In 2011, I quit my full-time job, and gradually gave up my home, sold most of my possessions, stored some in the boot of a friend’s car and embraced a nomadic life.

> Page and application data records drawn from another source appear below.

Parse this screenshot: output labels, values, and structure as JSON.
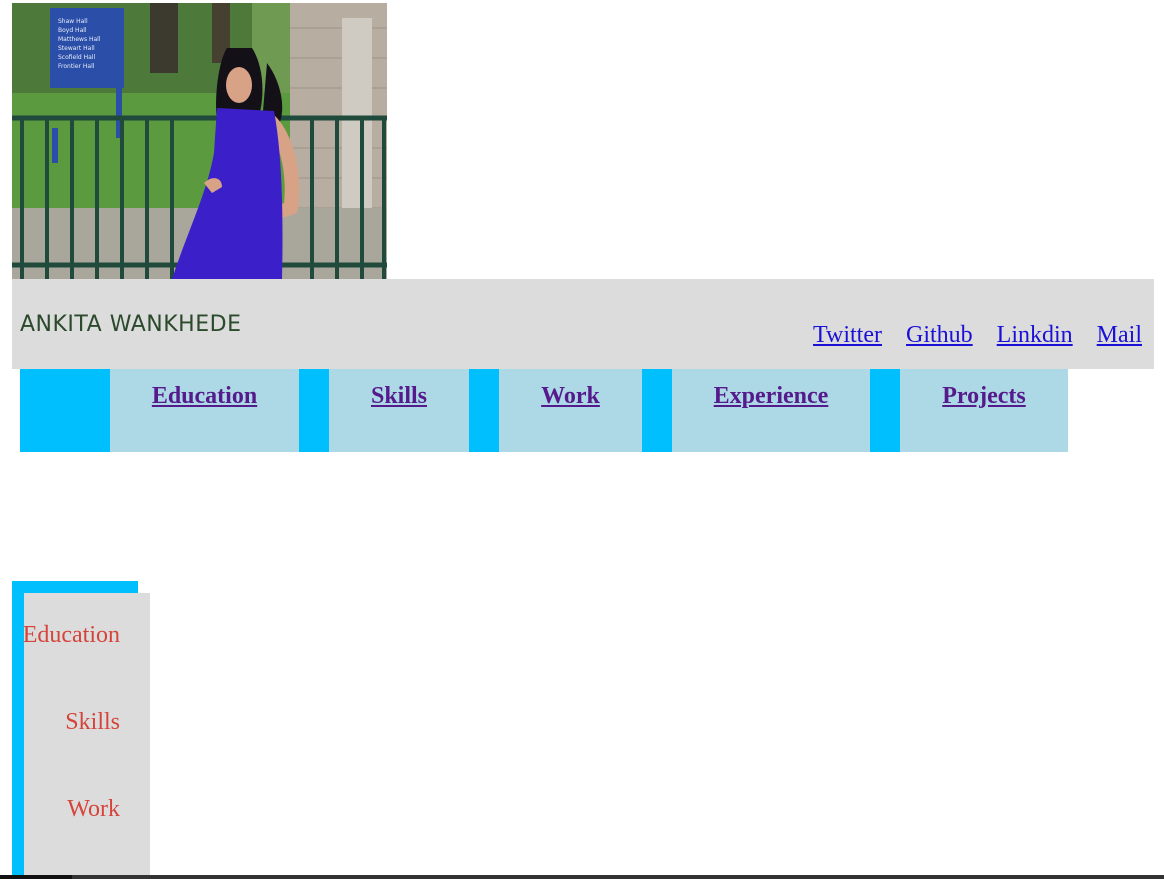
{
  "profile": {
    "photo_alt": "profile photo",
    "sign_lines": [
      "Shaw Hall",
      "Boyd Hall",
      "Matthews Hall",
      "Stewart Hall",
      "Scofield Hall",
      "Frontier Hall"
    ]
  },
  "header": {
    "name": "ANKITA WANKHEDE",
    "social_links": [
      "Twitter",
      "Github",
      "Linkdin",
      "Mail"
    ]
  },
  "nav": {
    "items": [
      "Education",
      "Skills",
      "Work",
      "Experience",
      "Projects"
    ]
  },
  "side_nav": {
    "items": [
      "Education",
      "Skills",
      "Work"
    ]
  },
  "colors": {
    "accent": "#00bfff",
    "nav_item_bg": "#add8e6",
    "header_bg": "#dcdcdc",
    "link_blue": "#1a10d6",
    "visited_purple": "#551a8b",
    "side_text": "#d5443b"
  }
}
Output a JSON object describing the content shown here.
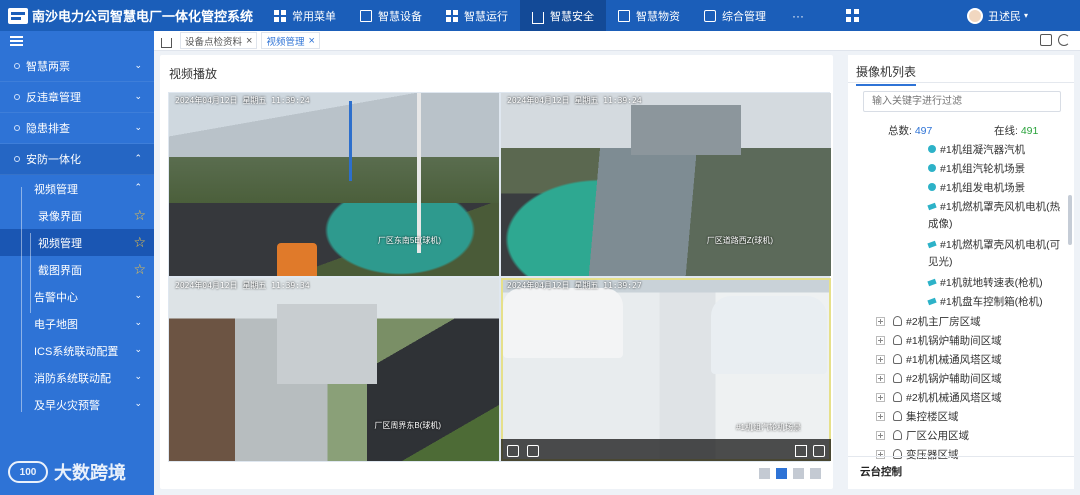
{
  "app": {
    "title": "南沙电力公司智慧电厂一体化管控系统"
  },
  "nav": {
    "items": [
      {
        "label": "常用菜单",
        "icon": "grid-icon"
      },
      {
        "label": "智慧设备",
        "icon": "doc-icon"
      },
      {
        "label": "智慧运行",
        "icon": "grid-icon"
      },
      {
        "label": "智慧安全",
        "icon": "house-icon",
        "active": true
      },
      {
        "label": "智慧物资",
        "icon": "doc-icon"
      },
      {
        "label": "综合管理",
        "icon": "copy-icon"
      }
    ],
    "more": "···"
  },
  "user": {
    "name": "丑述民"
  },
  "sidebar": {
    "items": [
      {
        "label": "智慧两票"
      },
      {
        "label": "反违章管理"
      },
      {
        "label": "隐患排查"
      },
      {
        "label": "安防一体化"
      }
    ],
    "sub": {
      "video_mgmt": "视频管理",
      "record": "录像界面",
      "video": "视频管理",
      "capture": "截图界面"
    },
    "more_items": [
      {
        "label": "告警中心"
      },
      {
        "label": "电子地图"
      },
      {
        "label": "ICS系统联动配置"
      },
      {
        "label": "消防系统联动配"
      },
      {
        "label": "及早火灾预警"
      }
    ]
  },
  "watermark": {
    "brand": "大数跨境"
  },
  "tabs": [
    {
      "label": "设备点检资料"
    },
    {
      "label": "视频管理",
      "active": true
    }
  ],
  "video": {
    "title": "视频播放",
    "cameras": [
      {
        "timestamp": "2024年04月12日 星期五 11:39:24",
        "label": "厂区东南5E(球机)"
      },
      {
        "timestamp": "2024年04月12日 星期五 11:39:24",
        "label": "厂区道路西Z(球机)"
      },
      {
        "timestamp": "2024年04月12日 星期五 11:39:34",
        "label": "厂区周界东B(球机)"
      },
      {
        "timestamp": "2024年04月12日 星期五 11:39:27",
        "label": "#1机组汽轮机场景"
      }
    ]
  },
  "camera_list": {
    "title": "摄像机列表",
    "search_placeholder": "输入关键字进行过滤",
    "total_label": "总数:",
    "total": "497",
    "online_label": "在线:",
    "online": "491",
    "tree": {
      "cam1": "#1机组凝汽器汽机",
      "cam2": "#1机组汽轮机场景",
      "cam3": "#1机组发电机场景",
      "cam4a": "#1机燃机罩壳风机电机(热",
      "cam4b": "成像)",
      "cam5a": "#1机燃机罩壳风机电机(可",
      "cam5b": "见光)",
      "cam6": "#1机就地转速表(枪机)",
      "cam7": "#1机盘车控制箱(枪机)",
      "area1": "#2机主厂房区域",
      "area2": "#1机锅炉辅助间区域",
      "area3": "#1机机械通风塔区域",
      "area4": "#2机锅炉辅助间区域",
      "area5": "#2机机械通风塔区域",
      "area6": "集控楼区域",
      "area7": "厂区公用区域",
      "area8": "变压器区域"
    },
    "ptz": "云台控制"
  }
}
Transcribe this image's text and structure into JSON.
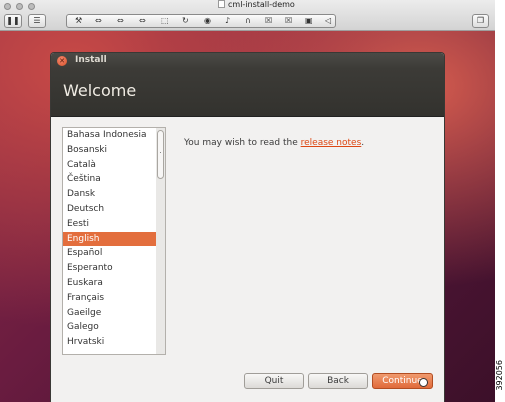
{
  "window": {
    "title": "cml-install-demo"
  },
  "toolbar": {
    "pause_icon": "❚❚",
    "settings_icon": "☰",
    "group_icons": [
      "⚒",
      "⇔",
      "⇔",
      "⇔",
      "⬚",
      "↻",
      "◉",
      "♪",
      "∩",
      "☒",
      "☒",
      "▣",
      "◁"
    ],
    "fullscreen_icon": "❐"
  },
  "installer": {
    "title": "Install",
    "header": "Welcome",
    "languages": [
      "Bahasa Indonesia",
      "Bosanski",
      "Català",
      "Čeština",
      "Dansk",
      "Deutsch",
      "Eesti",
      "English",
      "Español",
      "Esperanto",
      "Euskara",
      "Français",
      "Gaeilge",
      "Galego",
      "Hrvatski"
    ],
    "selected_language": "English",
    "notes_prefix": "You may wish to read the ",
    "notes_link": "release notes",
    "notes_suffix": ".",
    "buttons": {
      "quit": "Quit",
      "back": "Back",
      "continue": "Continue"
    }
  },
  "figure_id": "392056",
  "colors": {
    "accent": "#e36e3d",
    "link": "#dd4814",
    "header": "#3c3b37"
  }
}
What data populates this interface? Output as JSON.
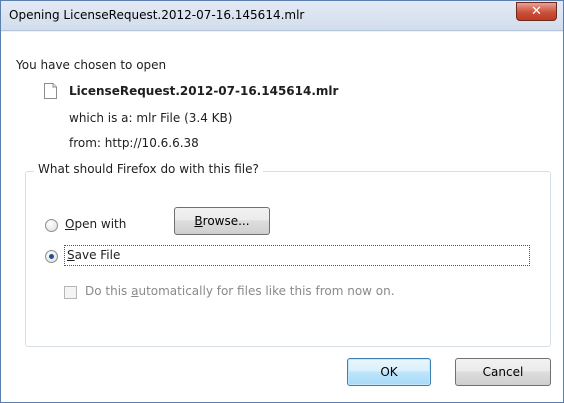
{
  "window": {
    "title": "Opening LicenseRequest.2012-07-16.145614.mlr",
    "close_glyph": "✕"
  },
  "dialog": {
    "chosen_label": "You have chosen to open",
    "filename": "LicenseRequest.2012-07-16.145614.mlr",
    "file_icon": "document-icon",
    "type_prefix": "which is a:",
    "type_value": "mlr File (3.4 KB)",
    "from_prefix": "from:",
    "from_value": "http://10.6.6.38"
  },
  "action_group": {
    "legend": "What should Firefox do with this file?",
    "open_with_first": "O",
    "open_with_rest": "pen with",
    "browse_first": "B",
    "browse_rest": "rowse...",
    "save_file_first": "S",
    "save_file_rest": "ave File",
    "selected_option": "save_file",
    "auto_before": "Do this ",
    "auto_underlined": "a",
    "auto_after": "utomatically for files like this from now on.",
    "auto_checked": false
  },
  "buttons": {
    "ok": "OK",
    "cancel": "Cancel"
  },
  "colors": {
    "titlebar": "#d2ddec",
    "close_button": "#c9503a",
    "radio_dot": "#234f90",
    "default_button_border": "#3c7fb1"
  }
}
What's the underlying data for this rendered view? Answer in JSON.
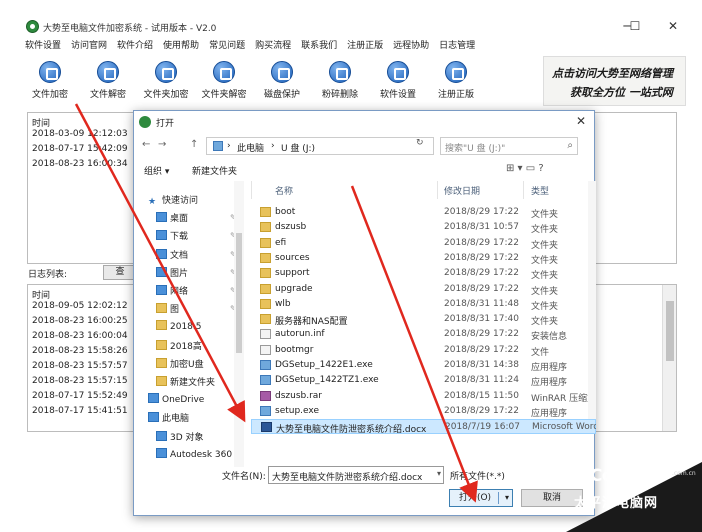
{
  "window": {
    "title": "大势至电脑文件加密系统 - 试用版本 - V2.0",
    "minimize": "─",
    "maximize": "☐",
    "close": "✕"
  },
  "menu": [
    "软件设置",
    "访问官网",
    "软件介绍",
    "使用帮助",
    "常见问题",
    "购买流程",
    "联系我们",
    "注册正版",
    "远程协助",
    "日志管理"
  ],
  "toolbar": [
    "文件加密",
    "文件解密",
    "文件夹加密",
    "文件夹解密",
    "磁盘保护",
    "粉碎删除",
    "软件设置",
    "注册正版"
  ],
  "banner": {
    "line1": "点击访问大势至网络管理",
    "line2": "获取全方位 一站式网"
  },
  "top_panel": {
    "header": "时间",
    "rows": [
      "2018-03-09 12:12:03",
      "2018-07-17 15:42:09",
      "2018-08-23 16:00:34"
    ]
  },
  "log": {
    "label": "日志列表:",
    "query": "查"
  },
  "bottom_panel": {
    "header": "时间",
    "rows": [
      "2018-09-05 12:02:12",
      "2018-08-23 16:00:25",
      "2018-08-23 16:00:04",
      "2018-08-23 15:58:26",
      "2018-08-23 15:57:57",
      "2018-08-23 15:57:15",
      "2018-07-17 15:52:49",
      "2018-07-17 15:41:51"
    ]
  },
  "dialog": {
    "title": "打开",
    "close": "✕",
    "nav": {
      "back": "←",
      "forward": "→",
      "up": "↑"
    },
    "address": [
      "此电脑",
      "U 盘 (J:)"
    ],
    "address_sep": "›",
    "refresh": "↻",
    "search_placeholder": "搜索\"U 盘 (J:)\"",
    "search_icon": "⌕",
    "organize": "组织 ▾",
    "new_folder": "新建文件夹",
    "view_icons": "⊞ ▾  ▭  ?",
    "nav_items": [
      {
        "label": "快速访问",
        "icon": "star"
      },
      {
        "label": "桌面",
        "icon": "blue",
        "pin": true
      },
      {
        "label": "下载",
        "icon": "blue",
        "pin": true
      },
      {
        "label": "文档",
        "icon": "blue",
        "pin": true
      },
      {
        "label": "图片",
        "icon": "blue",
        "pin": true
      },
      {
        "label": "网络",
        "icon": "blue",
        "pin": true
      },
      {
        "label": "图",
        "icon": "folder",
        "pin": true
      },
      {
        "label": "2018.5",
        "icon": "folder"
      },
      {
        "label": "2018高",
        "icon": "folder"
      },
      {
        "label": "加密U盘",
        "icon": "folder"
      },
      {
        "label": "新建文件夹",
        "icon": "folder"
      },
      {
        "label": "OneDrive",
        "icon": "blue"
      },
      {
        "label": "此电脑",
        "icon": "blue"
      },
      {
        "label": "3D 对象",
        "icon": "blue"
      },
      {
        "label": "Autodesk 360",
        "icon": "blue"
      }
    ],
    "pin_glyph": "✎",
    "columns": {
      "name": "名称",
      "date": "修改日期",
      "type": "类型"
    },
    "files": [
      {
        "name": "boot",
        "date": "2018/8/29 17:22",
        "type": "文件夹",
        "icon": "folder"
      },
      {
        "name": "dszusb",
        "date": "2018/8/31 10:57",
        "type": "文件夹",
        "icon": "folder"
      },
      {
        "name": "efi",
        "date": "2018/8/29 17:22",
        "type": "文件夹",
        "icon": "folder"
      },
      {
        "name": "sources",
        "date": "2018/8/29 17:22",
        "type": "文件夹",
        "icon": "folder"
      },
      {
        "name": "support",
        "date": "2018/8/29 17:22",
        "type": "文件夹",
        "icon": "folder"
      },
      {
        "name": "upgrade",
        "date": "2018/8/29 17:22",
        "type": "文件夹",
        "icon": "folder"
      },
      {
        "name": "wlb",
        "date": "2018/8/31 11:48",
        "type": "文件夹",
        "icon": "folder"
      },
      {
        "name": "服务器和NAS配置",
        "date": "2018/8/31 17:40",
        "type": "文件夹",
        "icon": "folder"
      },
      {
        "name": "autorun.inf",
        "date": "2018/8/29 17:22",
        "type": "安装信息",
        "icon": "file"
      },
      {
        "name": "bootmgr",
        "date": "2018/8/29 17:22",
        "type": "文件",
        "icon": "file"
      },
      {
        "name": "DGSetup_1422E1.exe",
        "date": "2018/8/31 14:38",
        "type": "应用程序",
        "icon": "exe"
      },
      {
        "name": "DGSetup_1422TZ1.exe",
        "date": "2018/8/31 11:24",
        "type": "应用程序",
        "icon": "exe"
      },
      {
        "name": "dszusb.rar",
        "date": "2018/8/15 11:50",
        "type": "WinRAR 压缩文",
        "icon": "rar"
      },
      {
        "name": "setup.exe",
        "date": "2018/8/29 17:22",
        "type": "应用程序",
        "icon": "exe"
      },
      {
        "name": "大势至电脑文件防泄密系统介绍.docx",
        "date": "2018/7/19 16:07",
        "type": "Microsoft Word",
        "icon": "doc",
        "selected": true
      }
    ],
    "filename_label": "文件名(N):",
    "filename_value": "大势至电脑文件防泄密系统介绍.docx",
    "filetype": "所有文件(*.*)",
    "open_button": "打开(O)",
    "cancel_button": "取消",
    "dropdown_glyph": "▾"
  },
  "watermark": {
    "brand": "PConline",
    "domain": ".com.cn",
    "cn": "太平洋电脑网"
  },
  "colors": {
    "arrow": "#e0281e",
    "selection": "#cce8ff",
    "accent": "#1b5fb8"
  }
}
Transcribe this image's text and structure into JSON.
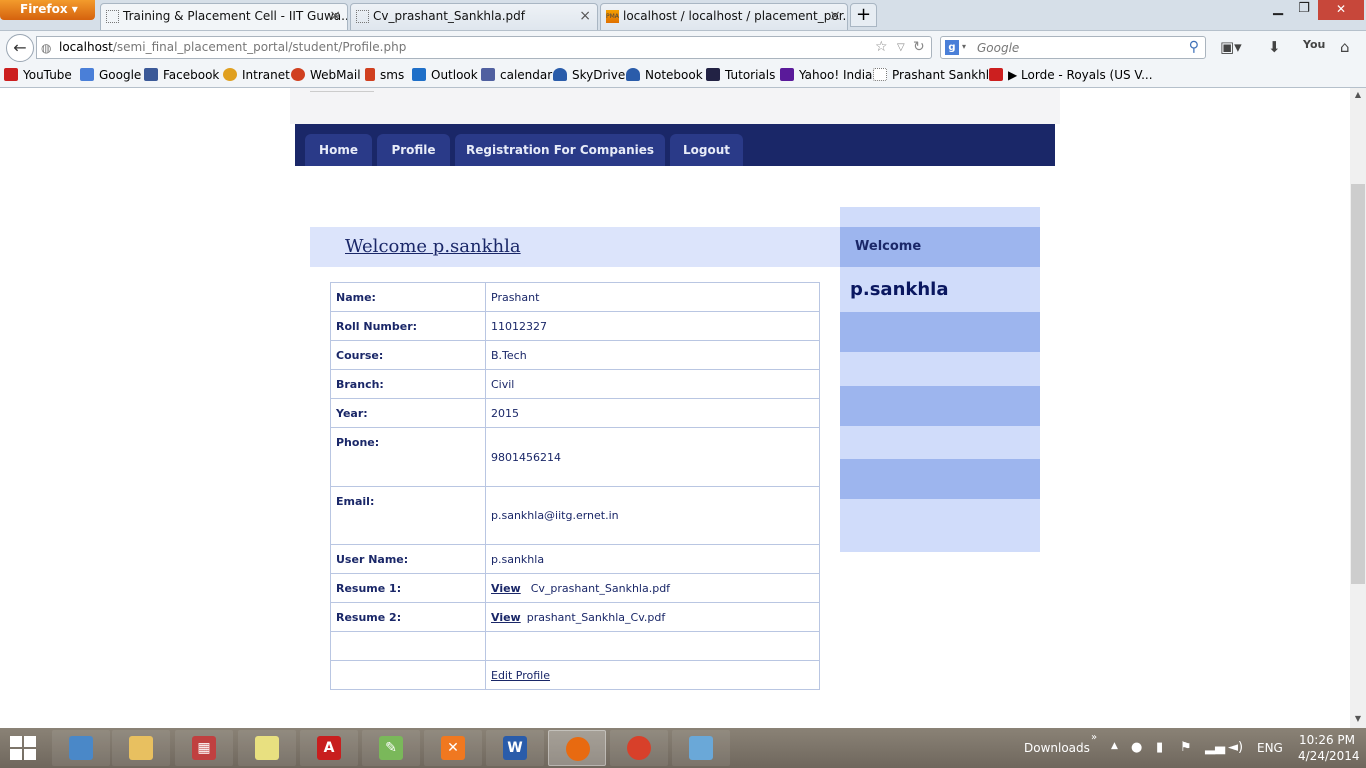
{
  "browser": {
    "menu_button": "Firefox",
    "tabs": [
      {
        "title": "Training & Placement Cell - IIT Guwa...",
        "active": true
      },
      {
        "title": "Cv_prashant_Sankhla.pdf",
        "active": false
      },
      {
        "title": "localhost / localhost / placement_por...",
        "active": false
      }
    ],
    "new_tab": "+",
    "url_host": "localhost",
    "url_path": "/semi_final_placement_portal/student/Profile.php",
    "search_engine_letter": "g",
    "search_placeholder": "Google",
    "bookmarks": [
      {
        "label": "YouTube",
        "icon": "youtube-icon",
        "color": "#cc1f1f"
      },
      {
        "label": "Google",
        "icon": "google-icon",
        "color": "#4a7fd8"
      },
      {
        "label": "Facebook",
        "icon": "facebook-icon",
        "color": "#3b5998"
      },
      {
        "label": "Intranet",
        "icon": "intranet-icon",
        "color": "#e0a020"
      },
      {
        "label": "WebMail",
        "icon": "webmail-icon",
        "color": "#d04020"
      },
      {
        "label": "sms",
        "icon": "sms-icon",
        "color": "#d04020"
      },
      {
        "label": "Outlook",
        "icon": "outlook-icon",
        "color": "#1e6fc8"
      },
      {
        "label": "calendar",
        "icon": "calendar-icon",
        "color": "#5060a0"
      },
      {
        "label": "SkyDrive",
        "icon": "skydrive-icon",
        "color": "#2a5caa"
      },
      {
        "label": "Notebook",
        "icon": "notebook-icon",
        "color": "#2a5caa"
      },
      {
        "label": "Tutorials",
        "icon": "tutorials-icon",
        "color": "#222244"
      },
      {
        "label": "Yahoo! India",
        "icon": "yahoo-icon",
        "color": "#5a1a9a"
      },
      {
        "label": "Prashant Sankhla",
        "icon": "page-icon",
        "color": "#ffffff"
      },
      {
        "label": "▶ Lorde - Royals (US V...",
        "icon": "youtube-icon",
        "color": "#cc1f1f"
      }
    ]
  },
  "site": {
    "menu": [
      "Home",
      "Profile",
      "Registration For Companies",
      "Logout"
    ],
    "welcome_heading": "Welcome p.sankhla",
    "sidebar_title": "Welcome",
    "sidebar_user": "p.sankhla"
  },
  "profile": {
    "rows": [
      {
        "key": "Name:",
        "value": "Prashant"
      },
      {
        "key": "Roll Number:",
        "value": "11012327"
      },
      {
        "key": "Course:",
        "value": "B.Tech"
      },
      {
        "key": "Branch:",
        "value": "Civil"
      },
      {
        "key": "Year:",
        "value": "2015"
      },
      {
        "key": "Phone:",
        "value": "9801456214"
      },
      {
        "key": "Email:",
        "value": "p.sankhla@iitg.ernet.in"
      },
      {
        "key": "User Name:",
        "value": "p.sankhla"
      }
    ],
    "resume1_label": "Resume 1:",
    "resume1_link": "View",
    "resume1_file": "Cv_prashant_Sankhla.pdf",
    "resume2_label": "Resume 2:",
    "resume2_link": "View",
    "resume2_file": "prashant_Sankhla_Cv.pdf",
    "edit_link": "Edit Profile"
  },
  "taskbar": {
    "downloads_label": "Downloads",
    "language": "ENG",
    "time": "10:26 PM",
    "date": "4/24/2014"
  },
  "colors": {
    "menu_bg": "#1a2768",
    "menu_tab": "#2a3a88",
    "welcome_bg": "#dce4fb",
    "sidebar_light": "#d0dcfa",
    "sidebar_dark": "#9db5ee",
    "text_navy": "#1a2768"
  }
}
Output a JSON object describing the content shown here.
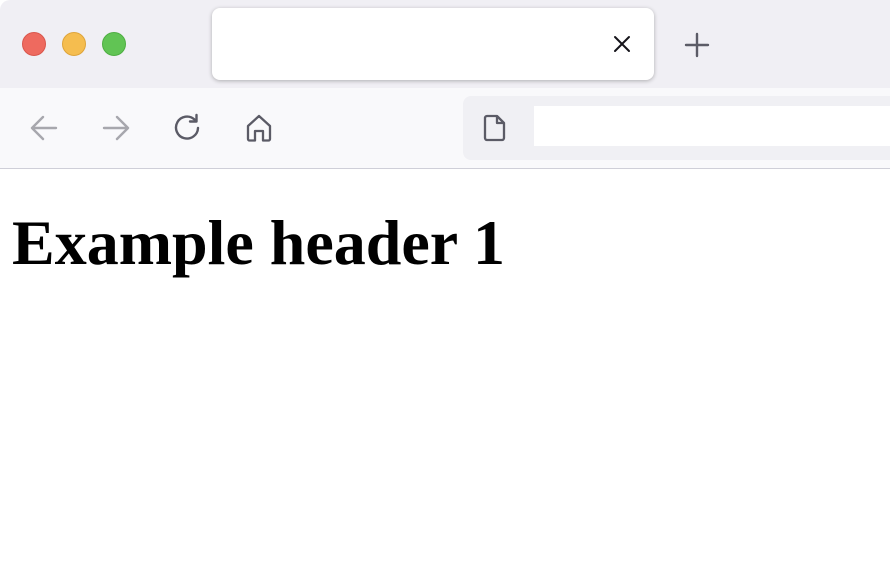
{
  "browser": {
    "tab": {
      "title": "",
      "close_icon": "close-icon"
    },
    "new_tab_icon": "plus-icon",
    "toolbar": {
      "back_icon": "arrow-left-icon",
      "forward_icon": "arrow-right-icon",
      "reload_icon": "reload-icon",
      "home_icon": "home-icon",
      "address": {
        "site_icon": "page-icon",
        "value": "",
        "placeholder": ""
      }
    }
  },
  "page": {
    "heading": "Example header 1"
  },
  "colors": {
    "traffic_close": "#ee6a5f",
    "traffic_minimize": "#f5bd4f",
    "traffic_maximize": "#61c454",
    "tabstrip_bg": "#f0eff4",
    "toolbar_bg": "#f9f9fb"
  }
}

Connect with me on Instagram to hear more about my adventures and personal journey.